Read a web-exclusive article from Anshuman A Mondal, who, 20 years after The Satanic Verses , has talked to young British Muslims throughout the country about faith and politics
Twenty years ago the Rushdie affair became a watershed in the relationship between British society and its Muslim minority. The campaign against The Satanic Verses, the book-burnings that accompanied the protests and Ayatollah Khomeini’s fatwa that forced Salman Rushdie into hiding for nearly a decade helped to transform the political and cultural landscape of Britain.
The Rushdie affair was different from the previous conflicts between British society and its minorities. Muslim fury was driven not by questions of discrimination or poverty, but by a sense of hurt that Rushdie’s words had offended their deepest beliefs. Where did such hurt come from, and why was it being expressed now? Could Muslim anguish be assuaged and should it be? How did the anger relate to political questions about citizens’ rights, duties and entitlements? Britain had never asked itself such questions before. Twenty years on, it is still groping for answers.

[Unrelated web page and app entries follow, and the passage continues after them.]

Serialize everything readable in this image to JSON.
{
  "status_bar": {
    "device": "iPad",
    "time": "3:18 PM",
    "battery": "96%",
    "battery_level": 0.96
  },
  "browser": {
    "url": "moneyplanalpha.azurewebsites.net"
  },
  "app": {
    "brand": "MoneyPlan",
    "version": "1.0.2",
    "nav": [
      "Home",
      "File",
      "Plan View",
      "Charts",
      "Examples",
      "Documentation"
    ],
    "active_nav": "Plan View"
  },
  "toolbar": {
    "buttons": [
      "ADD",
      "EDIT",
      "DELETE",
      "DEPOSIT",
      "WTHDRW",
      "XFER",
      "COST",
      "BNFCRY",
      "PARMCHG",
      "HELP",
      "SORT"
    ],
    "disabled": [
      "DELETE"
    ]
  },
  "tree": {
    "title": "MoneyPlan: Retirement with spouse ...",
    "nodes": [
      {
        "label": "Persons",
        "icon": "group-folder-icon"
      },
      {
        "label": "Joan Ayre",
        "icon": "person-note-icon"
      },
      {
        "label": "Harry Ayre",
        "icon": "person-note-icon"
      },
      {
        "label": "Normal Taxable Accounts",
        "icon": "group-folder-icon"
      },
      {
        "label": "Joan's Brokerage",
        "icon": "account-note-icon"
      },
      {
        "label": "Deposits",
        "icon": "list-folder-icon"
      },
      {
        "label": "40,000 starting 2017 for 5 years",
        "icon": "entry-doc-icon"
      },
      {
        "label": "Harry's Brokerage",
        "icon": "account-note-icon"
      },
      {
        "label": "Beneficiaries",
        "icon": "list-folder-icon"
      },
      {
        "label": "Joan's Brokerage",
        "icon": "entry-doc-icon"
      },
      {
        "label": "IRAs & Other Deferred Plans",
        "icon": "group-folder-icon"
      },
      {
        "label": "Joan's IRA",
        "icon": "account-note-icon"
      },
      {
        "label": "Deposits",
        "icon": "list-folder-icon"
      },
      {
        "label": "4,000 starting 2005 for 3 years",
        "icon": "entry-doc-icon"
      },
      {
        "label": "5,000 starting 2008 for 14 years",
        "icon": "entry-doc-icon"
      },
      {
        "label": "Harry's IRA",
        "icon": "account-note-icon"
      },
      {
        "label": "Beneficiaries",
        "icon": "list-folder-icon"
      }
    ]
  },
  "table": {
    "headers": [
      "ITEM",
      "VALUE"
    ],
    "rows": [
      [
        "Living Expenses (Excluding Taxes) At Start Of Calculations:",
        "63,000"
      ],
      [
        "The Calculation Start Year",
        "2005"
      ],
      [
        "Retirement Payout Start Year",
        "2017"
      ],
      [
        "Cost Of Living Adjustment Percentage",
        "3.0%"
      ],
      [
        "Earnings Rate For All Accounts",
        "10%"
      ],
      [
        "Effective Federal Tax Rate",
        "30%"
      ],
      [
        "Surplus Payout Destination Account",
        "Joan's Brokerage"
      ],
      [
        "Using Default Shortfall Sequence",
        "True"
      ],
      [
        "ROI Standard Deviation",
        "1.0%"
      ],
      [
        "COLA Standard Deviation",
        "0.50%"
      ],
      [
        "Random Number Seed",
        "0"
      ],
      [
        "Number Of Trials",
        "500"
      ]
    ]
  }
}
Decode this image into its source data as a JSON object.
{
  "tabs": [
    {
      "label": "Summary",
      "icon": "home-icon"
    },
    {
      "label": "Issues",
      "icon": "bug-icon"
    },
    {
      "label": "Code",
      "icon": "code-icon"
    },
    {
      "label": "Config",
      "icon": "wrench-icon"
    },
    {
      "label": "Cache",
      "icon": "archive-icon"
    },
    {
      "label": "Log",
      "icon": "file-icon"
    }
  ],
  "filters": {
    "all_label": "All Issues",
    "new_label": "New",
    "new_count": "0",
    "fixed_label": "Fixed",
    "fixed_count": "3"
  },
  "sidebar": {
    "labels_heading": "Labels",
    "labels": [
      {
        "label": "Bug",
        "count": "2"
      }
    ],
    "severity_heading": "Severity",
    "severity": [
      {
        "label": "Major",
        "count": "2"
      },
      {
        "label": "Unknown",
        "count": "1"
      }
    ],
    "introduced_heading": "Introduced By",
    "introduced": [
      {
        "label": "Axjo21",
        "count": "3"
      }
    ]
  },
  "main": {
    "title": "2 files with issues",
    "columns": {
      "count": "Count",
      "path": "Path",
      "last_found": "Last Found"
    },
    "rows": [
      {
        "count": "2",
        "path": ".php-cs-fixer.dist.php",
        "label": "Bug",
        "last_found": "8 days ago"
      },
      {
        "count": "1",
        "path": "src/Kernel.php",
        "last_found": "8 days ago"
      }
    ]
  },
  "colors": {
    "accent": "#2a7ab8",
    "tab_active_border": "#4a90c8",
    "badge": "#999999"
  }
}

It was through the Rushdie affair that many of the issues that now dominate debate—multiculturalism, free speech, radical Islam—first came to the surface. It was also through the Rushdie affair that our thinking about these issues began to change. In the post-Rushdie world there has developed a much stronger sense that it is unacceptable in a plural society to give offence to other cultures or faiths. In 1989 few people had doubted Rushdie’s right to publish his novel. In 2005 there was widespread acceptance that the Danish newspaper Jyllands-Posten was wrong to publish cartoons that offended Muslim sensibilities. Politicians praised the British media for not publishing the cartoons and condemned as “disrespectful” the decision of some European papers to reprint them.
Shabbir Akhtar is a Muslim philosopher who became a spokesman for the Bradford Council of Mosques after the book-burning. “Self-censorship,” he wrote at the height of the Rushdie affair, “is a meaningful demand in a world of varied and passionately held convictions. What Rushdie publishes about Islam is not just his business.” Many liberals have come to agree. “If people are to occupy the same political space without conflict,” as the sociologist Tariq Modood has put it, “they have to limit the extent to which they subject each others’ deep beliefs to criticism.”